Task directions:
Line by line, copy the material that follows without leaving anything out.

Task material:
++++++

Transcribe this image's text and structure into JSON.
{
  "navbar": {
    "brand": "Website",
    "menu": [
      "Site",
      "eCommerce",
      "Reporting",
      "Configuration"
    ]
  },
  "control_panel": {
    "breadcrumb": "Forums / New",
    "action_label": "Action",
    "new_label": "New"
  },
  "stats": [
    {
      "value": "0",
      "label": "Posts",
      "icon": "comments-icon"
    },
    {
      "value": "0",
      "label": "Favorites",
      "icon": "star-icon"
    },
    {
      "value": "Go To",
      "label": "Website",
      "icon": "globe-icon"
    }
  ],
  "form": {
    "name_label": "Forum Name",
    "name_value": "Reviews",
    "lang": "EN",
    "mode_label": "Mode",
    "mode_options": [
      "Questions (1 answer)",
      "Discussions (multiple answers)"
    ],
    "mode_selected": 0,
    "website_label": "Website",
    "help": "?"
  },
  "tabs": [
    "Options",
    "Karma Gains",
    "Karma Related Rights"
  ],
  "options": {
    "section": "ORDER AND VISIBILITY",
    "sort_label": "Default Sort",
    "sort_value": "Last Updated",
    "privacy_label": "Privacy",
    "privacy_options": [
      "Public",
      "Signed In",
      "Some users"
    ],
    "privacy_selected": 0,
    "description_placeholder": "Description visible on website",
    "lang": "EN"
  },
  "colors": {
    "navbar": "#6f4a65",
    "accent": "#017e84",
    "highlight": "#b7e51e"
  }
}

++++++

Response to this task:
Transcribe this image's text and structure into JSON.
{
  "navbar": {
    "brand": "Website",
    "menu": [
      "Site",
      "eCommerce",
      "Reporting",
      "Configuration"
    ]
  },
  "control_panel": {
    "breadcrumb": "Forums / New",
    "action_label": "Action",
    "new_label": "New"
  },
  "stats": [
    {
      "value": "0",
      "label": "Posts",
      "icon": "comments-icon"
    },
    {
      "value": "0",
      "label": "Favorites",
      "icon": "star-icon"
    },
    {
      "value": "Go To",
      "label": "Website",
      "icon": "globe-icon"
    }
  ],
  "form": {
    "name_label": "Forum Name",
    "name_value": "Reviews",
    "lang": "EN",
    "mode_label": "Mode",
    "mode_options": [
      "Questions (1 answer)",
      "Discussions (multiple answers)"
    ],
    "mode_selected": 0,
    "website_label": "Website",
    "help": "?"
  },
  "tabs": [
    "Options",
    "Karma Gains",
    "Karma Related Rights"
  ],
  "options": {
    "section": "ORDER AND VISIBILITY",
    "sort_label": "Default Sort",
    "sort_value": "Last Updated",
    "privacy_label": "Privacy",
    "privacy_options": [
      "Public",
      "Signed In",
      "Some users"
    ],
    "privacy_selected": 0,
    "description_placeholder": "Description visible on website",
    "lang": "EN"
  },
  "colors": {
    "navbar": "#6f4a65",
    "accent": "#017e84",
    "highlight": "#b7e51e"
  }
}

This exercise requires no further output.